Required action.
Would you please reproduce all the entries exactly, leaving the pictures out?
Information supplied Start Marker
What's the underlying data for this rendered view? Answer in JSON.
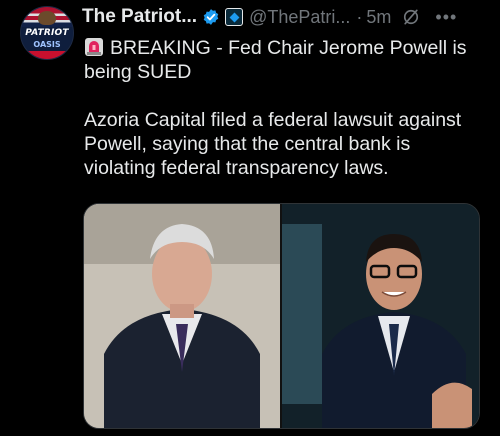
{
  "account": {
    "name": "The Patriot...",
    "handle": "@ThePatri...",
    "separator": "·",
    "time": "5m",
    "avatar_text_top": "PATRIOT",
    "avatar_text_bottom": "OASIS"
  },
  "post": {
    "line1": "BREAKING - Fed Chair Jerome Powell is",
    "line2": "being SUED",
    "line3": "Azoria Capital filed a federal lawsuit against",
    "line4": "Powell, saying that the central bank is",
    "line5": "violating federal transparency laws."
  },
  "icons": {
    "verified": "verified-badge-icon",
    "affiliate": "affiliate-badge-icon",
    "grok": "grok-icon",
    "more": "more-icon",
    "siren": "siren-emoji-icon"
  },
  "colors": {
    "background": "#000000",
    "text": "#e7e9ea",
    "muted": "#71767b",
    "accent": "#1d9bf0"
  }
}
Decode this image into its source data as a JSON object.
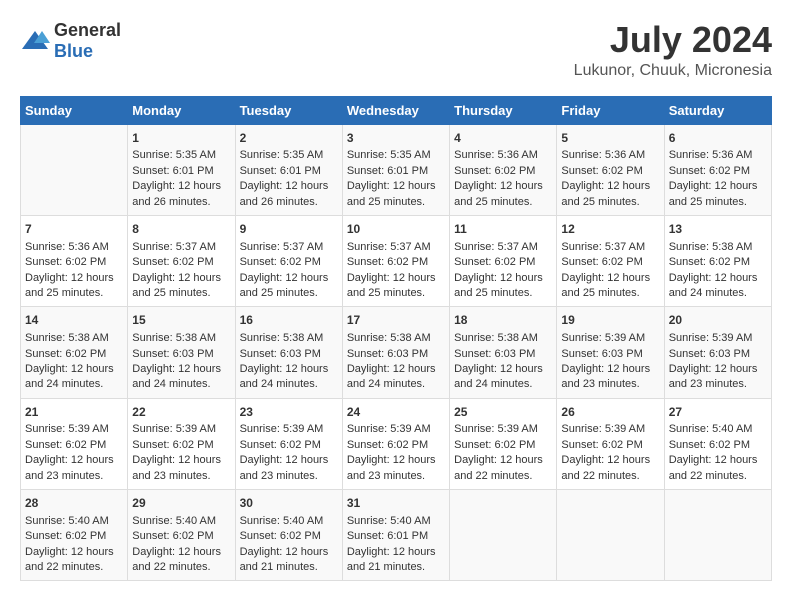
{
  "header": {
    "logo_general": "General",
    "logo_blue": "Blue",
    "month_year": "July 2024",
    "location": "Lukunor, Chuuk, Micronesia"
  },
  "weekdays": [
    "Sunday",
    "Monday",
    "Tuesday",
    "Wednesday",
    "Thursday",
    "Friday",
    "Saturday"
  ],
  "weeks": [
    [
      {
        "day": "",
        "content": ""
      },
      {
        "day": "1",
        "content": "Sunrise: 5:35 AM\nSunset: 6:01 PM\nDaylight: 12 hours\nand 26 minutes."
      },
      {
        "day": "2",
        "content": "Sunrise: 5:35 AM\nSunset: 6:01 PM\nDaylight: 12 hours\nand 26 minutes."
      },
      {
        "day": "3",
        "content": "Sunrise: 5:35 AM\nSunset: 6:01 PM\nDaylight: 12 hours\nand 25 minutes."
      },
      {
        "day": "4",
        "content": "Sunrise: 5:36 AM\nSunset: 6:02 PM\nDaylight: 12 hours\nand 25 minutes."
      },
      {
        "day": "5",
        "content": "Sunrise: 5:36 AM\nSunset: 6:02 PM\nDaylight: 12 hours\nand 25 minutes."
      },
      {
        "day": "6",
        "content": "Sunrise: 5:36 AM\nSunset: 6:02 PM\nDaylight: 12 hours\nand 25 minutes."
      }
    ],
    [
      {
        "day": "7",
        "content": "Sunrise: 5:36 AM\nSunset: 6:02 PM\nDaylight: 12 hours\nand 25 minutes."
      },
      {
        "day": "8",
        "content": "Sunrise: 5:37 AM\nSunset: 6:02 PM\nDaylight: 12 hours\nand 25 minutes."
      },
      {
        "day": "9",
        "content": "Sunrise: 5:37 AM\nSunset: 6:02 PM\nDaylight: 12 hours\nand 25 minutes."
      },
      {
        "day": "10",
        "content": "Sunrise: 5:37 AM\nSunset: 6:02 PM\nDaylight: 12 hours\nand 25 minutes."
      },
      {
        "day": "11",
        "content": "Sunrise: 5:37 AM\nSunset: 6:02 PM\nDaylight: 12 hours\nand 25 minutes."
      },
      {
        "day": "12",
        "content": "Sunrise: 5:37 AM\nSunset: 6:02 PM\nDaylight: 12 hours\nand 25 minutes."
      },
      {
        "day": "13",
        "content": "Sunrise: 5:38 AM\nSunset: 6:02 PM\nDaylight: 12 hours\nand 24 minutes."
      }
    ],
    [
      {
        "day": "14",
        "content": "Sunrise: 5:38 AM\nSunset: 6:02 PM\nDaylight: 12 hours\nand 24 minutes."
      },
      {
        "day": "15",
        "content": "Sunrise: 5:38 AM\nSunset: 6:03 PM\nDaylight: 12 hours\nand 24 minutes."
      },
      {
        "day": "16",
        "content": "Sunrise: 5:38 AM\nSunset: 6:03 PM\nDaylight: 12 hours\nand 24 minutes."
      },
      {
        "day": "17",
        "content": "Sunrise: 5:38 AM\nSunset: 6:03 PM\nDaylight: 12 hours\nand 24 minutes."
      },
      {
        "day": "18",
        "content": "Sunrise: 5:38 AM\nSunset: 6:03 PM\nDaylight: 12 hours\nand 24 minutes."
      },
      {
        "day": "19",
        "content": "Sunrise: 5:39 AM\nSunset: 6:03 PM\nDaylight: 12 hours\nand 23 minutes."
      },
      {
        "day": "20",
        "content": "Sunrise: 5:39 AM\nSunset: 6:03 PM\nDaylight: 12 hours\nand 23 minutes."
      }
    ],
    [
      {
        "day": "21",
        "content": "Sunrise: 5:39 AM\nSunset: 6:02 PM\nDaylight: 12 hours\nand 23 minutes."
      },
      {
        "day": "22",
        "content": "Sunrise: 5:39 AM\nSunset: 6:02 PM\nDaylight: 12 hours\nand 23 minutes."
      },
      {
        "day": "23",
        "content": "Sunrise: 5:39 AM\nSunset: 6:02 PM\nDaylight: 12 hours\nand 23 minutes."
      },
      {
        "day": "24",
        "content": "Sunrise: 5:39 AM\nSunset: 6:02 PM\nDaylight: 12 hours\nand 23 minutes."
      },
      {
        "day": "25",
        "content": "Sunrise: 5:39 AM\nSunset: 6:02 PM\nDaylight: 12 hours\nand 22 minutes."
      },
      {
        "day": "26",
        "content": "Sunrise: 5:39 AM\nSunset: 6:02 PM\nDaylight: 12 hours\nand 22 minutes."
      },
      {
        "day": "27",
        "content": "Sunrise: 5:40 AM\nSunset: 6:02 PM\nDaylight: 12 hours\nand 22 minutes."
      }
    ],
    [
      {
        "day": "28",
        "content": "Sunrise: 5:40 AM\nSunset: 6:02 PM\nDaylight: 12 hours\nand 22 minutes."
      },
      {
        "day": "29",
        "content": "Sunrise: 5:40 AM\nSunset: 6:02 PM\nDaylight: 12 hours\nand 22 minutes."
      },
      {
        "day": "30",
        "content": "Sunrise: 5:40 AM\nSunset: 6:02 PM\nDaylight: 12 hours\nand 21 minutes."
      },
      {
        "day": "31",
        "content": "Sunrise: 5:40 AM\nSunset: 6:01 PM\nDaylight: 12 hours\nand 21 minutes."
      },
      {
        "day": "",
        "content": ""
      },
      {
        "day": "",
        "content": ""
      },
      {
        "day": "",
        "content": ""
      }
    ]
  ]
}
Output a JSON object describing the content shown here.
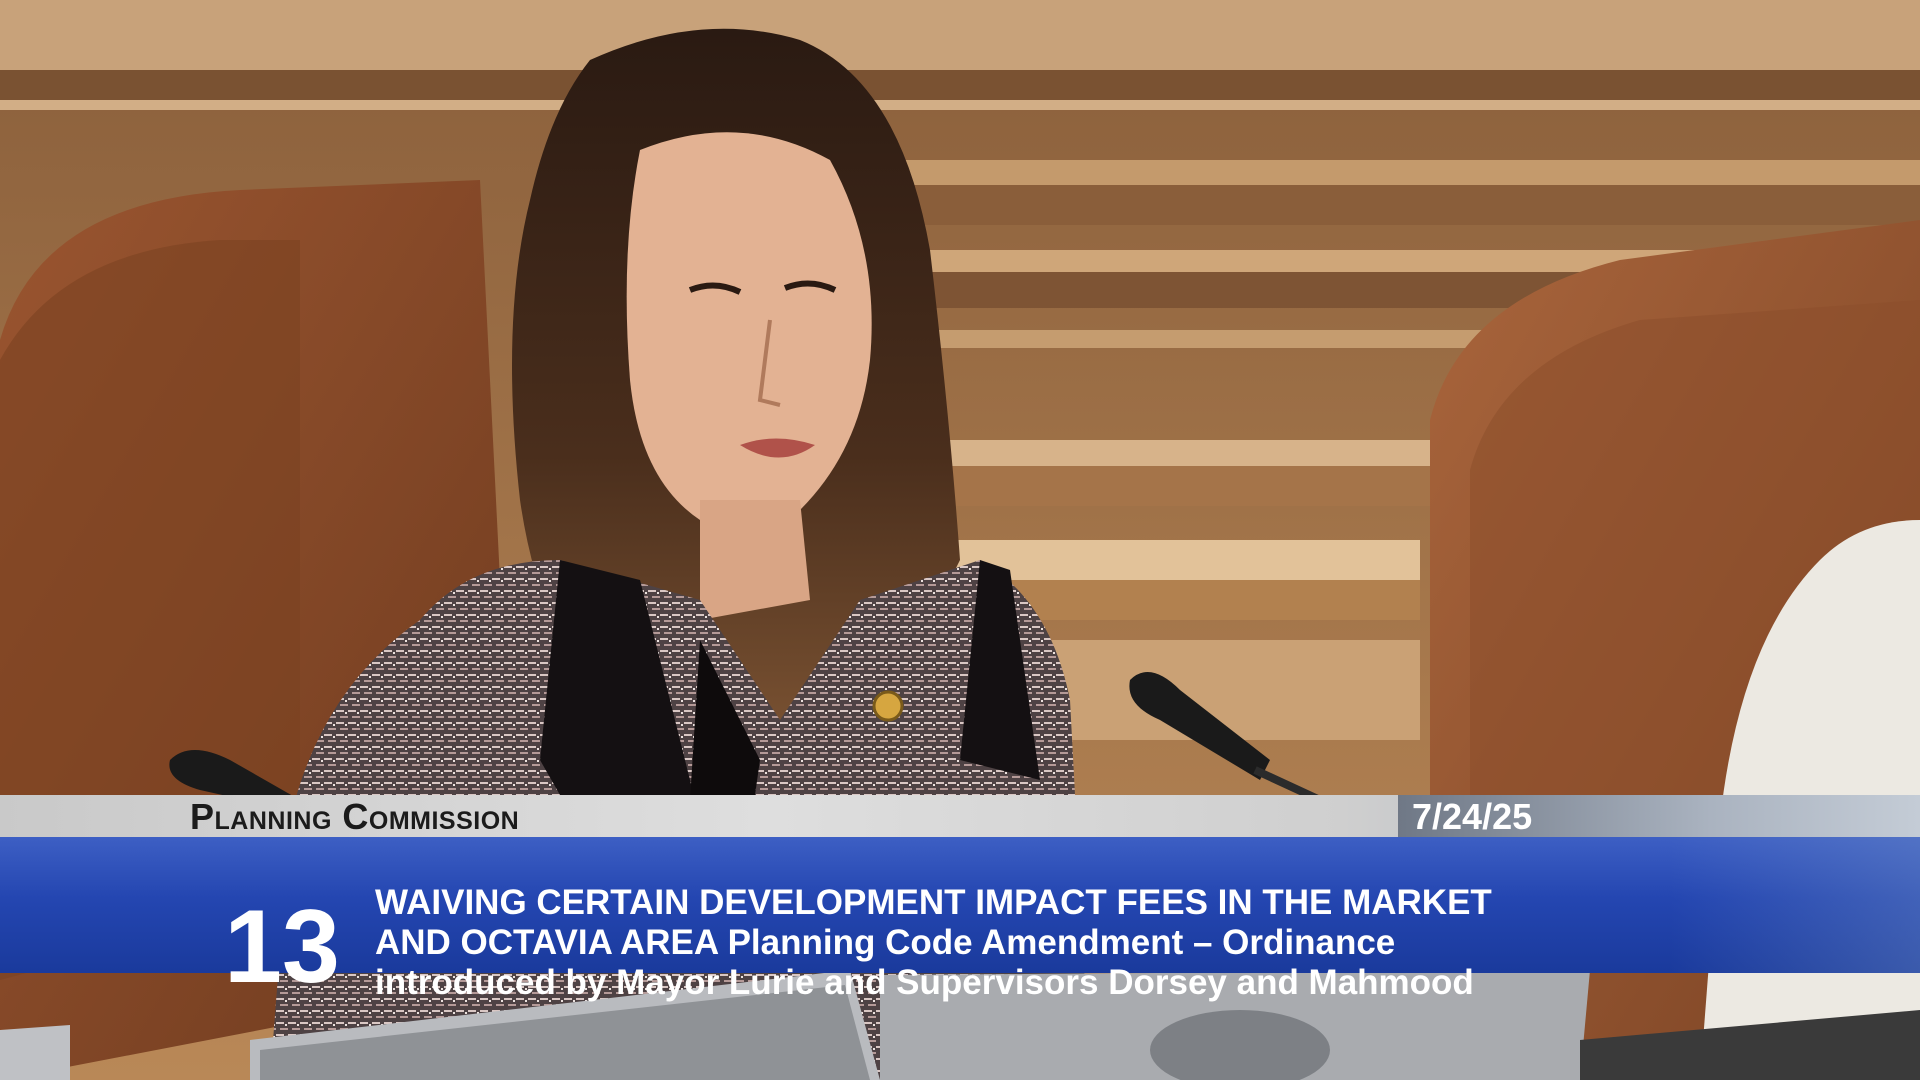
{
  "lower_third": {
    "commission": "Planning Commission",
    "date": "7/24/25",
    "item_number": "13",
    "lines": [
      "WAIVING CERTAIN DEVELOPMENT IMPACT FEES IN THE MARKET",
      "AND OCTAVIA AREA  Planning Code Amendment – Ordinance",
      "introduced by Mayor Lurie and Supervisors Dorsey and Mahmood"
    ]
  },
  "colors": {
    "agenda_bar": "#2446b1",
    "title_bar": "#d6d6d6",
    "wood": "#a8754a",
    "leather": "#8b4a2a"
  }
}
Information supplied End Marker
Output of the task.
What's the underlying data for this rendered view? Answer in JSON.
{
  "account": {
    "name": "The Patriot...",
    "handle": "@ThePatri...",
    "separator": "·",
    "time": "5m",
    "avatar_text_top": "PATRIOT",
    "avatar_text_bottom": "OASIS"
  },
  "post": {
    "line1": "BREAKING - Fed Chair Jerome Powell is",
    "line2": "being SUED",
    "line3": "Azoria Capital filed a federal lawsuit against",
    "line4": "Powell, saying that the central bank is",
    "line5": "violating federal transparency laws."
  },
  "icons": {
    "verified": "verified-badge-icon",
    "affiliate": "affiliate-badge-icon",
    "grok": "grok-icon",
    "more": "more-icon",
    "siren": "siren-emoji-icon"
  },
  "colors": {
    "background": "#000000",
    "text": "#e7e9ea",
    "muted": "#71767b",
    "accent": "#1d9bf0"
  }
}
Decode this image into its source data as a JSON object.
{
  "header": {
    "logo_general": "General",
    "logo_blue": "Blue",
    "month_year": "July 2024",
    "location": "Lukunor, Chuuk, Micronesia"
  },
  "weekdays": [
    "Sunday",
    "Monday",
    "Tuesday",
    "Wednesday",
    "Thursday",
    "Friday",
    "Saturday"
  ],
  "weeks": [
    [
      {
        "day": "",
        "content": ""
      },
      {
        "day": "1",
        "content": "Sunrise: 5:35 AM\nSunset: 6:01 PM\nDaylight: 12 hours\nand 26 minutes."
      },
      {
        "day": "2",
        "content": "Sunrise: 5:35 AM\nSunset: 6:01 PM\nDaylight: 12 hours\nand 26 minutes."
      },
      {
        "day": "3",
        "content": "Sunrise: 5:35 AM\nSunset: 6:01 PM\nDaylight: 12 hours\nand 25 minutes."
      },
      {
        "day": "4",
        "content": "Sunrise: 5:36 AM\nSunset: 6:02 PM\nDaylight: 12 hours\nand 25 minutes."
      },
      {
        "day": "5",
        "content": "Sunrise: 5:36 AM\nSunset: 6:02 PM\nDaylight: 12 hours\nand 25 minutes."
      },
      {
        "day": "6",
        "content": "Sunrise: 5:36 AM\nSunset: 6:02 PM\nDaylight: 12 hours\nand 25 minutes."
      }
    ],
    [
      {
        "day": "7",
        "content": "Sunrise: 5:36 AM\nSunset: 6:02 PM\nDaylight: 12 hours\nand 25 minutes."
      },
      {
        "day": "8",
        "content": "Sunrise: 5:37 AM\nSunset: 6:02 PM\nDaylight: 12 hours\nand 25 minutes."
      },
      {
        "day": "9",
        "content": "Sunrise: 5:37 AM\nSunset: 6:02 PM\nDaylight: 12 hours\nand 25 minutes."
      },
      {
        "day": "10",
        "content": "Sunrise: 5:37 AM\nSunset: 6:02 PM\nDaylight: 12 hours\nand 25 minutes."
      },
      {
        "day": "11",
        "content": "Sunrise: 5:37 AM\nSunset: 6:02 PM\nDaylight: 12 hours\nand 25 minutes."
      },
      {
        "day": "12",
        "content": "Sunrise: 5:37 AM\nSunset: 6:02 PM\nDaylight: 12 hours\nand 25 minutes."
      },
      {
        "day": "13",
        "content": "Sunrise: 5:38 AM\nSunset: 6:02 PM\nDaylight: 12 hours\nand 24 minutes."
      }
    ],
    [
      {
        "day": "14",
        "content": "Sunrise: 5:38 AM\nSunset: 6:02 PM\nDaylight: 12 hours\nand 24 minutes."
      },
      {
        "day": "15",
        "content": "Sunrise: 5:38 AM\nSunset: 6:03 PM\nDaylight: 12 hours\nand 24 minutes."
      },
      {
        "day": "16",
        "content": "Sunrise: 5:38 AM\nSunset: 6:03 PM\nDaylight: 12 hours\nand 24 minutes."
      },
      {
        "day": "17",
        "content": "Sunrise: 5:38 AM\nSunset: 6:03 PM\nDaylight: 12 hours\nand 24 minutes."
      },
      {
        "day": "18",
        "content": "Sunrise: 5:38 AM\nSunset: 6:03 PM\nDaylight: 12 hours\nand 24 minutes."
      },
      {
        "day": "19",
        "content": "Sunrise: 5:39 AM\nSunset: 6:03 PM\nDaylight: 12 hours\nand 23 minutes."
      },
      {
        "day": "20",
        "content": "Sunrise: 5:39 AM\nSunset: 6:03 PM\nDaylight: 12 hours\nand 23 minutes."
      }
    ],
    [
      {
        "day": "21",
        "content": "Sunrise: 5:39 AM\nSunset: 6:02 PM\nDaylight: 12 hours\nand 23 minutes."
      },
      {
        "day": "22",
        "content": "Sunrise: 5:39 AM\nSunset: 6:02 PM\nDaylight: 12 hours\nand 23 minutes."
      },
      {
        "day": "23",
        "content": "Sunrise: 5:39 AM\nSunset: 6:02 PM\nDaylight: 12 hours\nand 23 minutes."
      },
      {
        "day": "24",
        "content": "Sunrise: 5:39 AM\nSunset: 6:02 PM\nDaylight: 12 hours\nand 23 minutes."
      },
      {
        "day": "25",
        "content": "Sunrise: 5:39 AM\nSunset: 6:02 PM\nDaylight: 12 hours\nand 22 minutes."
      },
      {
        "day": "26",
        "content": "Sunrise: 5:39 AM\nSunset: 6:02 PM\nDaylight: 12 hours\nand 22 minutes."
      },
      {
        "day": "27",
        "content": "Sunrise: 5:40 AM\nSunset: 6:02 PM\nDaylight: 12 hours\nand 22 minutes."
      }
    ],
    [
      {
        "day": "28",
        "content": "Sunrise: 5:40 AM\nSunset: 6:02 PM\nDaylight: 12 hours\nand 22 minutes."
      },
      {
        "day": "29",
        "content": "Sunrise: 5:40 AM\nSunset: 6:02 PM\nDaylight: 12 hours\nand 22 minutes."
      },
      {
        "day": "30",
        "content": "Sunrise: 5:40 AM\nSunset: 6:02 PM\nDaylight: 12 hours\nand 21 minutes."
      },
      {
        "day": "31",
        "content": "Sunrise: 5:40 AM\nSunset: 6:01 PM\nDaylight: 12 hours\nand 21 minutes."
      },
      {
        "day": "",
        "content": ""
      },
      {
        "day": "",
        "content": ""
      },
      {
        "day": "",
        "content": ""
      }
    ]
  ]
}
Output a JSON object describing the content shown here.
{
  "lower_third": {
    "commission": "Planning Commission",
    "date": "7/24/25",
    "item_number": "13",
    "lines": [
      "WAIVING CERTAIN DEVELOPMENT IMPACT FEES IN THE MARKET",
      "AND OCTAVIA AREA  Planning Code Amendment – Ordinance",
      "introduced by Mayor Lurie and Supervisors Dorsey and Mahmood"
    ]
  },
  "colors": {
    "agenda_bar": "#2446b1",
    "title_bar": "#d6d6d6",
    "wood": "#a8754a",
    "leather": "#8b4a2a"
  }
}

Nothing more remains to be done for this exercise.